Neurosurgical operating rooms are equipped with microscopes in order to provide a good standard of care. Nevertheless, in developing countries, microscopes are not always available. During a short period in a western Africa hospital, we adapted our smartphones as a valid alternative to the microscope.
Using a shaped tin can, a smartphone cover, and a rod fixed to the bed, we could make a support for a smartphone creating a simple “homemade” exoscope, which allowed us to have magnification and light in the surgical field.
Among others, we performed 5 surgical interventions of both spinal and brain surgery using our smartphone as a magnifier. This allowed us to overcome the absence of a better magnification system.
This simple “smartphone-based exoscope” allows surgeons to get an adequate magnification during surgery when microscopes or magnification goggles are not available. It can be a useful solution in developing countries where often nothing better is available 1).
The exoscope has been introduced as an alternative to microscopes or endoscopes. Barbagallo et al. used a 3D, HD exoscope (3D Vitom®, Karl Storz, Tuttlingen, Germany) in two patients undergoing two-level ACDF for cervical myelo-radiculopathy.
The exoscope was used during soft-tissue dissection, discectomy, osteophytectomy and cage insertion. Microsurgical drilling of posterior osteophytes, which usually requires adequate magnification and proper microscope angulation, was also performed with the exoscope.
Exoscope provided a 3D view of the surgical field similar to a microscope and allowed us to effectively and safely perform the above surgical steps. The main advantage of 3D exoscope-assisted surgery, compared to microscope-assisted surgery, is the possibility to generate videos with a similar view and image quality as perceived by the surgeon; therefore, the didactic capabilities of exoscopic videos are greater than those provided by microscopes. Exoscopes are also smaller compared to microscopes: this allows for comfortable use from early surgical steps to device implantation.

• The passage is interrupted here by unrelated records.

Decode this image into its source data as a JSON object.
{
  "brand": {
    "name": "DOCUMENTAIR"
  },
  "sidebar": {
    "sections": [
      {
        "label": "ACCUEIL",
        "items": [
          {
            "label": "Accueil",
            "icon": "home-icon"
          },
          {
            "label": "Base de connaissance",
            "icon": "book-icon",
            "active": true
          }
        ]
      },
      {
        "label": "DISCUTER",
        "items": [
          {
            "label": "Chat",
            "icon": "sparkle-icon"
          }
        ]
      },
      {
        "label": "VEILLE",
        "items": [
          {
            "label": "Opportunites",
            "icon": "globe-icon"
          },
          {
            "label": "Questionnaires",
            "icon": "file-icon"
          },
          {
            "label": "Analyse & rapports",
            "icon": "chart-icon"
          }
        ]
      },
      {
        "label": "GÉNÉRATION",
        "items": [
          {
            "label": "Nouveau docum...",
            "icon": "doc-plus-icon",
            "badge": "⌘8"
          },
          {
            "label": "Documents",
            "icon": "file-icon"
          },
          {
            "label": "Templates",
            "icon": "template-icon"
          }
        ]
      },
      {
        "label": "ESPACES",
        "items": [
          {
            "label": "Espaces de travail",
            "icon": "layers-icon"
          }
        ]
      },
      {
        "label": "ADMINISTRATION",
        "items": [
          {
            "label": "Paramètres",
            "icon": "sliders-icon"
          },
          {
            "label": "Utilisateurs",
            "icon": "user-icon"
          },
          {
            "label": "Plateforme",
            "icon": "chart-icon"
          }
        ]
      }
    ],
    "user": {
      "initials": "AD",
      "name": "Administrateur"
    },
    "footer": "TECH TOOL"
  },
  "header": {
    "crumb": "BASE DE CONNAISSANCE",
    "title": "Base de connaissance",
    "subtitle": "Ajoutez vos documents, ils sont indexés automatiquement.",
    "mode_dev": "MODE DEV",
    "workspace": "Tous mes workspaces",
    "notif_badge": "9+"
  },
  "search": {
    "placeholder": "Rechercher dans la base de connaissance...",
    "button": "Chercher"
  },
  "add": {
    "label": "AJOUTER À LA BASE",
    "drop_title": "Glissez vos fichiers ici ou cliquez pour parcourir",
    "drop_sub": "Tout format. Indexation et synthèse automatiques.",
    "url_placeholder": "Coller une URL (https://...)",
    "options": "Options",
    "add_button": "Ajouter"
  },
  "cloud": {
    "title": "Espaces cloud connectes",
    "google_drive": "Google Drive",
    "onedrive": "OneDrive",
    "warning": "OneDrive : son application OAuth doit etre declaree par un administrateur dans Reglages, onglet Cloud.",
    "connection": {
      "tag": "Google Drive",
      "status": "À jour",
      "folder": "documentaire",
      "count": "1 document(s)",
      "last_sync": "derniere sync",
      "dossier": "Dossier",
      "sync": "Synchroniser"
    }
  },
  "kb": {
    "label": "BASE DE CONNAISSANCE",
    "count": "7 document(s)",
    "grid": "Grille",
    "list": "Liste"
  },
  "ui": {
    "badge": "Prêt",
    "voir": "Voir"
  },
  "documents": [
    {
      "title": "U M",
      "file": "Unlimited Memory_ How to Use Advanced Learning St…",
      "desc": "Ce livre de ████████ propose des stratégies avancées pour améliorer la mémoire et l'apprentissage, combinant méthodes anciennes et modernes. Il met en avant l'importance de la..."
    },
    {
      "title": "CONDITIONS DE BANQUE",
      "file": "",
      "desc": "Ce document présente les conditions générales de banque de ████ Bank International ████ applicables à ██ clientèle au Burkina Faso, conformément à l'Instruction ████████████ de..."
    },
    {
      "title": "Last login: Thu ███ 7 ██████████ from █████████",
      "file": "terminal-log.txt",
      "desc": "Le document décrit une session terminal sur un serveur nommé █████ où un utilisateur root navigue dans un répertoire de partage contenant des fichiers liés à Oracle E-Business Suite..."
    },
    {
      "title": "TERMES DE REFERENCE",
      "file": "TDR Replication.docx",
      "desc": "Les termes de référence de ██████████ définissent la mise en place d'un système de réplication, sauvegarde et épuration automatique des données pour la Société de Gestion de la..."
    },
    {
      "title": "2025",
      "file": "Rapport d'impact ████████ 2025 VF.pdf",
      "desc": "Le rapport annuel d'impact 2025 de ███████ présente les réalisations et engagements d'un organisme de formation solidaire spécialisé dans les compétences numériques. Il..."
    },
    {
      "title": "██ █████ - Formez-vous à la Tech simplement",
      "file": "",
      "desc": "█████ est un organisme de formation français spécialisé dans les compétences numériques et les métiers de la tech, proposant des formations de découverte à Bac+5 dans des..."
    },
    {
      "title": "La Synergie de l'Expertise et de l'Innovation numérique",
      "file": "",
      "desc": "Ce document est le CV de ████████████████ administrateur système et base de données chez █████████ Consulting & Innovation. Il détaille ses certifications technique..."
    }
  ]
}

Barbagallo et al., think that exoscope-assisted surgery may become a safe and effective alternative to microscope-assisted surgery in ACDF 2).